Last week was the Service Design in Government conference 2016 in London.
I had been building up to the conference for the last few months, writing my keynote talk, and looking forward to all the conversations that were likely to happen throughout the 3 days.
This conference has so many people I respect and admire doing work across the world in government and delivering public services – I couldn’t wait for it to get started.
The talk I was planning was all about designing services for what could happen next. Understanding that we design for the experience that happens. That great unpredictable thing that is our everyday lives.
Then I got sick.
I missed most of the conference and have spent the last week recovering at home.
I spent most of Thursday afternoon (the day before the talk) at an NHS walk-in centre in central London. They were brilliant and looked after me on what turned out to be a difficult day for them â€“ the national UK junior doctors strike.
National Health Service
I got to experience the NHS at work firsthand.
After going online to answer questions about my symptoms the NHS website recommended that I went to a walk in medical centre. I then needed to find the nearest centre to the hotel where I was staying.
I had to find a pen and paper to write down the address and nearest tube station before google maps got me the rest of the way there.
When I arrived the receptionist found all my details on a computer system. Then, after a long wait I was checked over really carefully by a brilliant practice nurse.
I was then able to go and immediately pick up a prescription from the pharmacy next door, as prescribed by the nurse that I’d seen.
Designing for the experience
This was my experience. It was all part of the â€˜serviceâ€™ of needing access to healthcare in the United Kingdom. Itâ€™s how it works in reality. Not perfect, yes. Room for improvement, yes. But it works.
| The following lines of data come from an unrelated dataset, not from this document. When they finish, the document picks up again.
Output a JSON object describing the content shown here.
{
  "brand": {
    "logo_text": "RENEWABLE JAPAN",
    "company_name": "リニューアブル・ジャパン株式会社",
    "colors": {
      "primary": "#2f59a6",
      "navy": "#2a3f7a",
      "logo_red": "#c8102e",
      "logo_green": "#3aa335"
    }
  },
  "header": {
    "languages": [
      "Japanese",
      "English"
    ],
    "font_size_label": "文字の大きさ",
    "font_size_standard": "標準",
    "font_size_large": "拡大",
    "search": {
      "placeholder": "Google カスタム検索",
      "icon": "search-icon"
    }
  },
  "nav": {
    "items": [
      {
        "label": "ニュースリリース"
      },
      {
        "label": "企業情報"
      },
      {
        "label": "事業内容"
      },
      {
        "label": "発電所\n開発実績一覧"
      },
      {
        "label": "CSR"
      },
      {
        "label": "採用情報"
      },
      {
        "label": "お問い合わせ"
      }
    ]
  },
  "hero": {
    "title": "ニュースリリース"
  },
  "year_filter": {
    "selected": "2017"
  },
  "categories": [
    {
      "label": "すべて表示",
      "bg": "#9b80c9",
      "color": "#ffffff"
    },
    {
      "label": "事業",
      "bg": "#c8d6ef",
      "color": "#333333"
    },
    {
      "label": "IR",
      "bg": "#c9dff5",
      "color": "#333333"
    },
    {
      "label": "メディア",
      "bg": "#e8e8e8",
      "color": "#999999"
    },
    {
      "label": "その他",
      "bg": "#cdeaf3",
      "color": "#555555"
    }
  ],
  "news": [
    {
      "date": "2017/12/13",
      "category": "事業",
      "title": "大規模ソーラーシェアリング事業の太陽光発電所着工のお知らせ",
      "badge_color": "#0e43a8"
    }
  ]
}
Some of this was made better with technology, but most of it was about people. The biggest need I had last Thursday was reassurance that everything was going to be okay. That I was going to be okay.
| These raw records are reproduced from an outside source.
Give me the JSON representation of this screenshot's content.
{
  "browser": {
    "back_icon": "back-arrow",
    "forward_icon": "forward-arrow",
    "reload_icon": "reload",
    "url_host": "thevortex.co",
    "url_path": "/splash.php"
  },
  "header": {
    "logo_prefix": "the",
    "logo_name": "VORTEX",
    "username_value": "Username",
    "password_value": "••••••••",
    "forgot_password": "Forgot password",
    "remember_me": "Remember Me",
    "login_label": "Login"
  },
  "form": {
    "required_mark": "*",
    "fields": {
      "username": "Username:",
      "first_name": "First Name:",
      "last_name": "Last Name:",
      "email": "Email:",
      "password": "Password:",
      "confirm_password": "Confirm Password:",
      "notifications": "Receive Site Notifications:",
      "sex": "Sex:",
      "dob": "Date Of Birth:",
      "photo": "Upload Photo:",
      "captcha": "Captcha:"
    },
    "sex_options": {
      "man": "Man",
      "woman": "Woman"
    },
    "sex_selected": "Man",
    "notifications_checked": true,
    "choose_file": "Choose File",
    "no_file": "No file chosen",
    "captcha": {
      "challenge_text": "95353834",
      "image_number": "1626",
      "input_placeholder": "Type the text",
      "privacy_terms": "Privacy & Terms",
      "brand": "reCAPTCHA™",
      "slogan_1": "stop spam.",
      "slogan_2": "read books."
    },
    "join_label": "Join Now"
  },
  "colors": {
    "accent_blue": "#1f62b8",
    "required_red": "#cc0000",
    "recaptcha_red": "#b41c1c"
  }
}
I did notice what could be improved. It stuck me that most of the possible improvements were things that could better join together the â€˜digitalâ€™ parts of the service with everything else.
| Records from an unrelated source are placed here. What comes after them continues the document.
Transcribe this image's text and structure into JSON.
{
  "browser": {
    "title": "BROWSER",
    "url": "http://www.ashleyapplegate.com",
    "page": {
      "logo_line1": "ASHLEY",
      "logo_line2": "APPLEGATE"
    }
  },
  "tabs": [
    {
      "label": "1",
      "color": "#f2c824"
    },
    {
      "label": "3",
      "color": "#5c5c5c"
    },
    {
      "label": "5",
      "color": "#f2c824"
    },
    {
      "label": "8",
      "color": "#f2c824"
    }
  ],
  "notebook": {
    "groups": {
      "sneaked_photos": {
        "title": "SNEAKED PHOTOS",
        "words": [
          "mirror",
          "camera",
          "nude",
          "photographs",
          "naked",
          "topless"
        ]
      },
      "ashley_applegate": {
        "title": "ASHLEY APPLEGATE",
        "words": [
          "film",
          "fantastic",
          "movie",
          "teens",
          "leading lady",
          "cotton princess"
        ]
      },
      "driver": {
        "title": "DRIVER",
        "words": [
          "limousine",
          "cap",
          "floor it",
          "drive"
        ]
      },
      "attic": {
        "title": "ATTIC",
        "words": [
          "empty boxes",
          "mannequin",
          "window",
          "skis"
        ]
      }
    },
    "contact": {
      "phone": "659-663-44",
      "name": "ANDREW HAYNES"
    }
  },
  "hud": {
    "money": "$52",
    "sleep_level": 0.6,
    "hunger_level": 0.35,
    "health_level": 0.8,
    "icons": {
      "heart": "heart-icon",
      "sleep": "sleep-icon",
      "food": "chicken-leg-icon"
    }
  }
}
It struck me that people have better feedback loops than technology. I’m guessing, NHS websites see little day-to-day improvement but doctors, nurses and other healthcare staff improve every day.
These people want to improve, theyâ€™re driven to improve because they care. It’s why they do the job. They work around everything else.
Not knowing what will happen next
In the end I nearly missed the keynote of Friday but managed to battle through. It still seemed to go okay – if anything, everything that Iâ€™ve written over the last few months saved me.
I can remember thinking I wonâ€™t mention whatâ€™s happened in the talk but found my self talking about the experience within 2 minutes of getting on stage.
Eventually there will be a film of the talk. Iâ€™m not sure Iâ€™ll ever watch it back â€“ the presentation slides are here.
The truth is we never know when we will need help. The thing that struck me most last week is that, in government, weâ€™re all designing for ourselves at some point. Whether itâ€™s healthcare, welfare, or everything else.
Thereâ€™s never a point when weâ€™re only designing for other people. Weâ€™re designing for people just like us – people who donâ€™t know whatâ€™s going to happen next.
We all have days, weeks, years, or longer when public services just need to work.
Iâ€™m doing okay now. Maybe I’m even better for the experience.
Thank you to the NHS, and to Mark, Jacquie and the conference team for all looking after me.